What you need to do:
Where the records below show the word "high" in a line, please copy that line.

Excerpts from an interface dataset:

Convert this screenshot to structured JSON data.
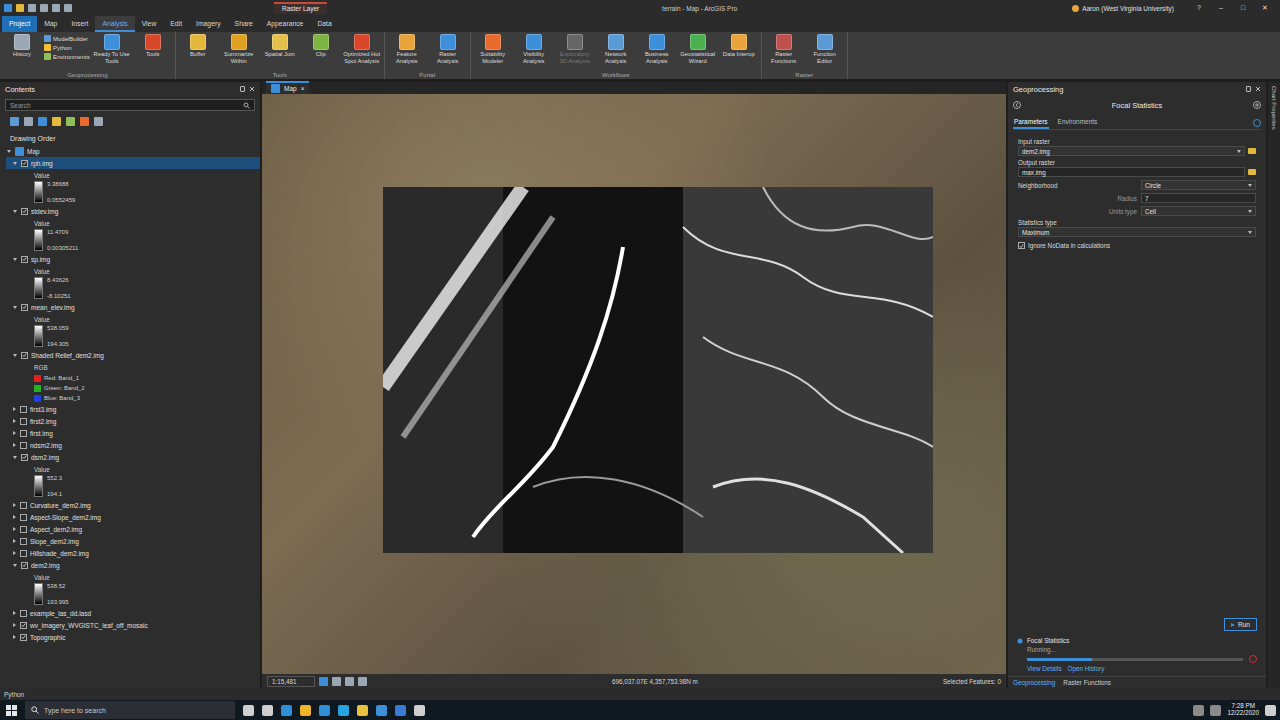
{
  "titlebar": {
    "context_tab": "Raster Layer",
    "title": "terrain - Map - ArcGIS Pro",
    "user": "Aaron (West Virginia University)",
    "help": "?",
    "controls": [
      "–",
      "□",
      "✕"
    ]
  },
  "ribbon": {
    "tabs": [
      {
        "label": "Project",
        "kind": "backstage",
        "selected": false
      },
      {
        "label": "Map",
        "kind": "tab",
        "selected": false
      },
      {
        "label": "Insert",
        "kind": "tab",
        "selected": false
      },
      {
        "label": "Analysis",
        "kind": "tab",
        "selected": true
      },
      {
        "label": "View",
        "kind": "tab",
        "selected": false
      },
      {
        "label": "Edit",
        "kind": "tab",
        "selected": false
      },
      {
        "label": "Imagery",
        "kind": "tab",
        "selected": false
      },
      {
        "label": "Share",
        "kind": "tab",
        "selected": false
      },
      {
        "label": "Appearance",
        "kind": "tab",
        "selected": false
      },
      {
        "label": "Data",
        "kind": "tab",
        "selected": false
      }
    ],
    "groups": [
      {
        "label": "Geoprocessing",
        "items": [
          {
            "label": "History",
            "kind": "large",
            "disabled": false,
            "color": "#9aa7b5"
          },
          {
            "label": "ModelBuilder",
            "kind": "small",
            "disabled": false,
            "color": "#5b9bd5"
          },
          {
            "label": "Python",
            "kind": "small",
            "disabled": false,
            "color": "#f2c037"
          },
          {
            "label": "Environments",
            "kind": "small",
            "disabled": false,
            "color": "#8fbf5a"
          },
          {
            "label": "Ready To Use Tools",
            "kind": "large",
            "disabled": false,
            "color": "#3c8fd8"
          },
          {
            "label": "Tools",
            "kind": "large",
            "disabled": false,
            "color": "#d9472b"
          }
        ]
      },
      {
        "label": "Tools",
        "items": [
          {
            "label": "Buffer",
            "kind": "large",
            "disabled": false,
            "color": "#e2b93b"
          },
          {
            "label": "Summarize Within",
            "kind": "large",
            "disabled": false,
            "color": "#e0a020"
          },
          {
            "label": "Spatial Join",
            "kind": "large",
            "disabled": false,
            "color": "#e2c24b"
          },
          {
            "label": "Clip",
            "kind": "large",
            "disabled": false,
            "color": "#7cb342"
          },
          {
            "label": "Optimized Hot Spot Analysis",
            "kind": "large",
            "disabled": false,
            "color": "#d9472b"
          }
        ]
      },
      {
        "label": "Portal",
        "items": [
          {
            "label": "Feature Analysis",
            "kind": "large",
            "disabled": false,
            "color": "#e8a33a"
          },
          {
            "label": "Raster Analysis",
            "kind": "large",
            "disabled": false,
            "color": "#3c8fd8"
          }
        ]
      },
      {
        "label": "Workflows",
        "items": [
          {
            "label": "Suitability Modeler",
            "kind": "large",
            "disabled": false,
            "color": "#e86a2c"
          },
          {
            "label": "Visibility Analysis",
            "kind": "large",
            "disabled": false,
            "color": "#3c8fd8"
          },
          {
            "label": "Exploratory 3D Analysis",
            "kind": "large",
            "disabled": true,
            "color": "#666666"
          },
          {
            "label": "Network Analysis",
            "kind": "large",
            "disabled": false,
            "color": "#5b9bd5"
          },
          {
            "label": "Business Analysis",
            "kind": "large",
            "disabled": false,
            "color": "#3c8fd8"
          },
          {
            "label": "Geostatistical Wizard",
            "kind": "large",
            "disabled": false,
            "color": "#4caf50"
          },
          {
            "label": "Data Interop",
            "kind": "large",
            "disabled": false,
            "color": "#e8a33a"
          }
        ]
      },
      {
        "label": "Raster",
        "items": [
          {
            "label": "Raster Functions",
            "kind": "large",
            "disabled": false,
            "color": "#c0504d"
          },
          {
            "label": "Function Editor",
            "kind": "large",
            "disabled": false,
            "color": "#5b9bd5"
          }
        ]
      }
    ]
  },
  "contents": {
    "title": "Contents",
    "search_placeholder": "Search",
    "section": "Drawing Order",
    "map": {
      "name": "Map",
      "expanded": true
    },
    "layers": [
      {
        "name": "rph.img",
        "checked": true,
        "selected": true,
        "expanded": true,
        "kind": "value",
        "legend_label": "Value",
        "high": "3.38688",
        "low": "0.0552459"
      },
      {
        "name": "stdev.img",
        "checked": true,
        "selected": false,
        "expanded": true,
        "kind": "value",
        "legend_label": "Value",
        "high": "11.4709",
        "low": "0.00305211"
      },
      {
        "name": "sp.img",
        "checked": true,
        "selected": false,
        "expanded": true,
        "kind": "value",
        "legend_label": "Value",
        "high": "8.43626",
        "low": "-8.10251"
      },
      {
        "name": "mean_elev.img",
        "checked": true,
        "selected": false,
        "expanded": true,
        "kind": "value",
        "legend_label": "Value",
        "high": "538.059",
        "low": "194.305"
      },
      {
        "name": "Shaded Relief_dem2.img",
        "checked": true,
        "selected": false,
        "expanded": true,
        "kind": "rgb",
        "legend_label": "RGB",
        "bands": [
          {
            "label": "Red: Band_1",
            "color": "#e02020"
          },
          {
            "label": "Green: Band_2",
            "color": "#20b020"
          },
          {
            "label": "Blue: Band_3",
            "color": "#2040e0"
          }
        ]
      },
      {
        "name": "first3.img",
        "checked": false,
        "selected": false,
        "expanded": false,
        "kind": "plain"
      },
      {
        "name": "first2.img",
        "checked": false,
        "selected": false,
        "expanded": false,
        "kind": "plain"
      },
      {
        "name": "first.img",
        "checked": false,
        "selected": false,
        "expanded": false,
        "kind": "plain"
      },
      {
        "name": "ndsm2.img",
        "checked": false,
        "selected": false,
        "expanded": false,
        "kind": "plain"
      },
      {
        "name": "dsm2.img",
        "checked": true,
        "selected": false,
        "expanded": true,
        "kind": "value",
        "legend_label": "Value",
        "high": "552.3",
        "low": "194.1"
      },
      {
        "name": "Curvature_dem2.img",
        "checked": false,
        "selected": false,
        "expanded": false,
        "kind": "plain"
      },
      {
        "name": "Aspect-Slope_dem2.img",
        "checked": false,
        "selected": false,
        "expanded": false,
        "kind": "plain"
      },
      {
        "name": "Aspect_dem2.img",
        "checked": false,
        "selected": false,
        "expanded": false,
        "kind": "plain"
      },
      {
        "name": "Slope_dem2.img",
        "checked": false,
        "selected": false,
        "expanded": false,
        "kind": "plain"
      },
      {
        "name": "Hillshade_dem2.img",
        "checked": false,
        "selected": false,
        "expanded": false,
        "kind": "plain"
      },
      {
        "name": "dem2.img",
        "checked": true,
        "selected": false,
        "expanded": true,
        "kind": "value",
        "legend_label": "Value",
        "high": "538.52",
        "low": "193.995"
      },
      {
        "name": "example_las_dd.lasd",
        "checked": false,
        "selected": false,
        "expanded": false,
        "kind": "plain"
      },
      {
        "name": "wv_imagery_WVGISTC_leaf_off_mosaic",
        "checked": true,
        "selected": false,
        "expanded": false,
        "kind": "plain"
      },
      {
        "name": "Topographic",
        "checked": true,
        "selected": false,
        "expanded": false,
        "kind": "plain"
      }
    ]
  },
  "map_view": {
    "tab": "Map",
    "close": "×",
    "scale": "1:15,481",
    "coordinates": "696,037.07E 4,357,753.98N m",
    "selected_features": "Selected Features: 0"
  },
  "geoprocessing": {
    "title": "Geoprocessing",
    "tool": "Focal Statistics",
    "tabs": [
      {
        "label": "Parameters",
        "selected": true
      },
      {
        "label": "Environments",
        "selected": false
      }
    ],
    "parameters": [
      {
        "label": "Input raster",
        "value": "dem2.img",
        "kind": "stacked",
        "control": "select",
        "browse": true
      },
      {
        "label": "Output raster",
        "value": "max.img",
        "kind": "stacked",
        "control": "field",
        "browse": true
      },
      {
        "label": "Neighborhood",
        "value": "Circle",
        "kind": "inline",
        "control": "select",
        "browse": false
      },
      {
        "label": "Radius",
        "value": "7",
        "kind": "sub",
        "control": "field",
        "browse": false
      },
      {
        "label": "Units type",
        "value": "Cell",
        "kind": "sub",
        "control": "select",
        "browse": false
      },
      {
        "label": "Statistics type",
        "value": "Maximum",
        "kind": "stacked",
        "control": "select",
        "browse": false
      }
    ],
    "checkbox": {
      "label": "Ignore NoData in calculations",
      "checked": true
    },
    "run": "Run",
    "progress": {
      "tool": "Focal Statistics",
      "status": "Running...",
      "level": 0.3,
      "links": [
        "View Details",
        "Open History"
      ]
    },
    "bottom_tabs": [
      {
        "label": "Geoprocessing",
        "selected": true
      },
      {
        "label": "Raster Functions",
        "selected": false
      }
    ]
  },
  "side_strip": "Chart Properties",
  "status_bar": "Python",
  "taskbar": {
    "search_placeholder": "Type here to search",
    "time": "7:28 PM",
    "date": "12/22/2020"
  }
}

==

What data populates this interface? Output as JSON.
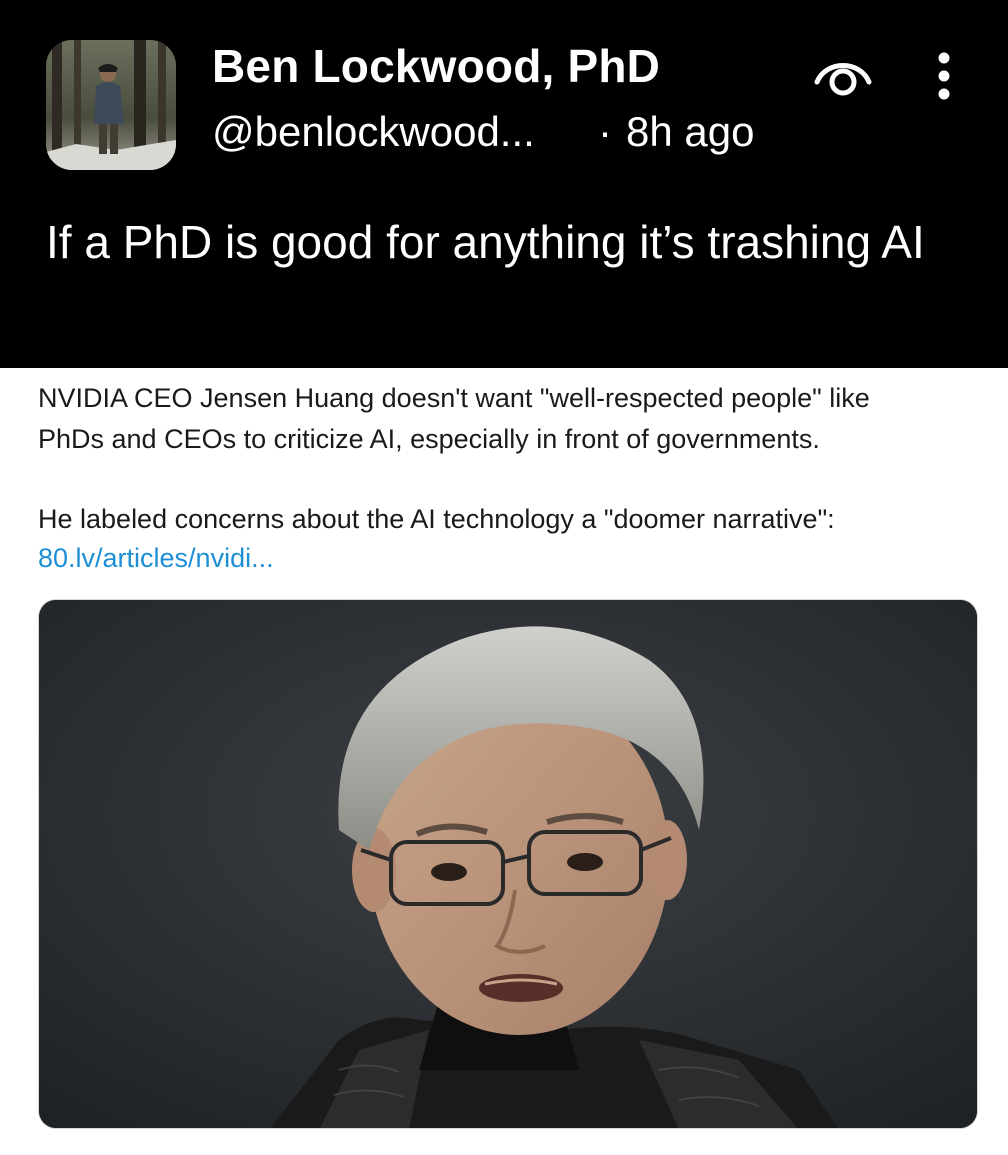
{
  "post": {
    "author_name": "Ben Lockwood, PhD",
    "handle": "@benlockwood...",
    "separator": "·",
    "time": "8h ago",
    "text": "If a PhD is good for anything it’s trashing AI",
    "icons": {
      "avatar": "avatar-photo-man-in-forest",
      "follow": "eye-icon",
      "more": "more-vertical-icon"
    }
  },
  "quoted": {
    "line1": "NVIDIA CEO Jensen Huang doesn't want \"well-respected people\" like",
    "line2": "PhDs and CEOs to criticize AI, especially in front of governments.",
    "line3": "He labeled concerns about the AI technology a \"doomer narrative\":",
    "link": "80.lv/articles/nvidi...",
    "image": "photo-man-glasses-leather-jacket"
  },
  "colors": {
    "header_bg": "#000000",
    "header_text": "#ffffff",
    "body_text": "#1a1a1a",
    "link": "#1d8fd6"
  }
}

Answer to the exercise:
        "high": "3.38688",
        "high": "11.4709",
        "high": "8.43626",
        "high": "538.059",
        "high": "552.3",
        "high": "538.52",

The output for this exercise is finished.